__Problem statement__:
Each line of the data should be repeated precisely.

Website and app data records
-- Opening Marker --
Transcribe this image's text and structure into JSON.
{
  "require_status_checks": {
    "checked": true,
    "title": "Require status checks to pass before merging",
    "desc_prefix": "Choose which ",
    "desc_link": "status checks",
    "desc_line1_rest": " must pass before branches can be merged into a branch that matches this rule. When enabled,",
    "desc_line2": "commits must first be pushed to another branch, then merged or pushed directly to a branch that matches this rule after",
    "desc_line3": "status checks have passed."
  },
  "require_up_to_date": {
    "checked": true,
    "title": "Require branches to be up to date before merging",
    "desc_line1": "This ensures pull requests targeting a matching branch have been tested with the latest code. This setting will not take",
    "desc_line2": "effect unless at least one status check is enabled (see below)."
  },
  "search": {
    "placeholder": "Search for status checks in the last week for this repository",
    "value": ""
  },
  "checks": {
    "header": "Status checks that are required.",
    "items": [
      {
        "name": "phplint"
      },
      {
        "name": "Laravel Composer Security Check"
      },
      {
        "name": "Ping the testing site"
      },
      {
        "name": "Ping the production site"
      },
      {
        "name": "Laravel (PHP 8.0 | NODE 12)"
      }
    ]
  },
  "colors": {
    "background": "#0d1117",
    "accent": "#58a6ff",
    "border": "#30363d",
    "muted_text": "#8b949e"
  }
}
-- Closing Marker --
__Written solution__:
Transcribe this image's text and structure into JSON.
{
  "require_status_checks": {
    "checked": true,
    "title": "Require status checks to pass before merging",
    "desc_prefix": "Choose which ",
    "desc_link": "status checks",
    "desc_line1_rest": " must pass before branches can be merged into a branch that matches this rule. When enabled,",
    "desc_line2": "commits must first be pushed to another branch, then merged or pushed directly to a branch that matches this rule after",
    "desc_line3": "status checks have passed."
  },
  "require_up_to_date": {
    "checked": true,
    "title": "Require branches to be up to date before merging",
    "desc_line1": "This ensures pull requests targeting a matching branch have been tested with the latest code. This setting will not take",
    "desc_line2": "effect unless at least one status check is enabled (see below)."
  },
  "search": {
    "placeholder": "Search for status checks in the last week for this repository",
    "value": ""
  },
  "checks": {
    "header": "Status checks that are required.",
    "items": [
      {
        "name": "phplint"
      },
      {
        "name": "Laravel Composer Security Check"
      },
      {
        "name": "Ping the testing site"
      },
      {
        "name": "Ping the production site"
      },
      {
        "name": "Laravel (PHP 8.0 | NODE 12)"
      }
    ]
  },
  "colors": {
    "background": "#0d1117",
    "accent": "#58a6ff",
    "border": "#30363d",
    "muted_text": "#8b949e"
  }
}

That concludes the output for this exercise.